◆ TO DO
Identify all lines below that hold "attachments" and collect them.

◆ INFORMATION
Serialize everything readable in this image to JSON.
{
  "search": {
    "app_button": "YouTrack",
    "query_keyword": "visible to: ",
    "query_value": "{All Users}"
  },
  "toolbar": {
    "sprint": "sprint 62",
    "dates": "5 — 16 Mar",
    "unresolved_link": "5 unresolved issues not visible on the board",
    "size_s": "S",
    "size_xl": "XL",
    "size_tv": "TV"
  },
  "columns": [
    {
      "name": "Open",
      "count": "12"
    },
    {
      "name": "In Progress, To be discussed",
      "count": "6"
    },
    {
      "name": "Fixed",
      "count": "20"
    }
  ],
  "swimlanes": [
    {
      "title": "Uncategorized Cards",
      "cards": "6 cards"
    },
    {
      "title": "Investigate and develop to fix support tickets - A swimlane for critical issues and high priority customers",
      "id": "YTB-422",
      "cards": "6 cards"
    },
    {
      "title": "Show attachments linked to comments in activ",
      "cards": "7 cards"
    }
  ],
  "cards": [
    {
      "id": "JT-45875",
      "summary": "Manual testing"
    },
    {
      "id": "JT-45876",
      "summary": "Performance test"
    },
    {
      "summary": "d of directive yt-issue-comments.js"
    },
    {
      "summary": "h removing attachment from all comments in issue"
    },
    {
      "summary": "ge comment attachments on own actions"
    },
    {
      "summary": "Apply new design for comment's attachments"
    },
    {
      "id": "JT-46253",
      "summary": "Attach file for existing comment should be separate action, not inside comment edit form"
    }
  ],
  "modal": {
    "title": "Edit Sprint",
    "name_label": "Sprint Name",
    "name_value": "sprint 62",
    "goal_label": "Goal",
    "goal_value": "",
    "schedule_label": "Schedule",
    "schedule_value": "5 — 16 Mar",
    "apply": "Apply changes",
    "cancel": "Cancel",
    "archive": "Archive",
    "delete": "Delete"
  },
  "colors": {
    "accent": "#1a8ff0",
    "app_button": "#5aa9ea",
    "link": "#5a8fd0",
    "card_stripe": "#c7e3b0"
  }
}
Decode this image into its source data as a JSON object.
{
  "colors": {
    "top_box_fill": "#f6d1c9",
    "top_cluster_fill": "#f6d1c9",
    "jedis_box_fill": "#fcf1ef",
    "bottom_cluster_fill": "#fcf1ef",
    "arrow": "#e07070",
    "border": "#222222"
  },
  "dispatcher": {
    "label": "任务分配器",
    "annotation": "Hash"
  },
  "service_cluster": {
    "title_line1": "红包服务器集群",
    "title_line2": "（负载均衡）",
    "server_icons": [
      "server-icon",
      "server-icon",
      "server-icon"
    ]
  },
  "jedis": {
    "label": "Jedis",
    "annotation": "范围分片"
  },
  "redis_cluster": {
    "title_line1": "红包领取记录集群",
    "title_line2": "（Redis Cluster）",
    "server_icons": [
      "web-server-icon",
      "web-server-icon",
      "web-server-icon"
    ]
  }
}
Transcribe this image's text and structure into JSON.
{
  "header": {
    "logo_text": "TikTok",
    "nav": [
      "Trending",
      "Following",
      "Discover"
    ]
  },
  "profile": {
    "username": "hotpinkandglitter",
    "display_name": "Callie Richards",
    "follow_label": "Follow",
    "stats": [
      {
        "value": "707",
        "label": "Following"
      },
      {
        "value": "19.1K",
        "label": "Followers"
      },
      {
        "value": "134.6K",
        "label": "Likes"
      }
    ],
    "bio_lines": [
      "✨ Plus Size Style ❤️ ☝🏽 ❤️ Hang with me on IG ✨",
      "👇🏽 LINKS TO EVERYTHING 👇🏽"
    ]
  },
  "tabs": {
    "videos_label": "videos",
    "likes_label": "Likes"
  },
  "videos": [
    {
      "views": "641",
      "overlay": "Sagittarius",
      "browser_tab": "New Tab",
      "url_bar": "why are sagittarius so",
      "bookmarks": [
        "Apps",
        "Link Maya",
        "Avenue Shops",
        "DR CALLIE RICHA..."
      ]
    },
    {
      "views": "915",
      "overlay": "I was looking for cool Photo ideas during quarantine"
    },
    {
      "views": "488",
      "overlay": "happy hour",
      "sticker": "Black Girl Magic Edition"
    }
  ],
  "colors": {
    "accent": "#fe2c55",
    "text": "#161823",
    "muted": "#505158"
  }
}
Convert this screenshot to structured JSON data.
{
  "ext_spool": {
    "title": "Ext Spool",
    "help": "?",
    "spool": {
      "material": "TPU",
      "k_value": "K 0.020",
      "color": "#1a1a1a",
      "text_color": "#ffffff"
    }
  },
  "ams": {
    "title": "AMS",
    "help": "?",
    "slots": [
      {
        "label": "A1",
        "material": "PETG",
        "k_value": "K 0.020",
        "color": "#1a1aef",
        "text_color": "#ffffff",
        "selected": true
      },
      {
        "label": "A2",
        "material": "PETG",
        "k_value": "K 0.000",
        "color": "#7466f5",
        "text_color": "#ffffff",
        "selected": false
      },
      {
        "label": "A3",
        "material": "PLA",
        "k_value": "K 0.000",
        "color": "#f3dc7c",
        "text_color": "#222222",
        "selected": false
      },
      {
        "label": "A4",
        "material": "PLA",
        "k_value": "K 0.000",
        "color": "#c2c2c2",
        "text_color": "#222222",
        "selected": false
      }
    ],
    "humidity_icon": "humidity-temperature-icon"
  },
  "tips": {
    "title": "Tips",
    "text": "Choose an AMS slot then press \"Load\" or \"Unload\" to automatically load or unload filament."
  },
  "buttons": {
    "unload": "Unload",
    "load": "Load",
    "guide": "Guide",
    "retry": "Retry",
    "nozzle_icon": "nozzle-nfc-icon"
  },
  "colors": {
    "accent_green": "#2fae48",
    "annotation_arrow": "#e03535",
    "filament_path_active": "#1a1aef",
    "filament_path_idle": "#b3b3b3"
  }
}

◆ WRITTEN RESPONSE
      "title": "Show attachments linked to comments in activ",
      "summary": "ge comment attachments on own actions"
      "summary": "Apply new design for comment's attachments"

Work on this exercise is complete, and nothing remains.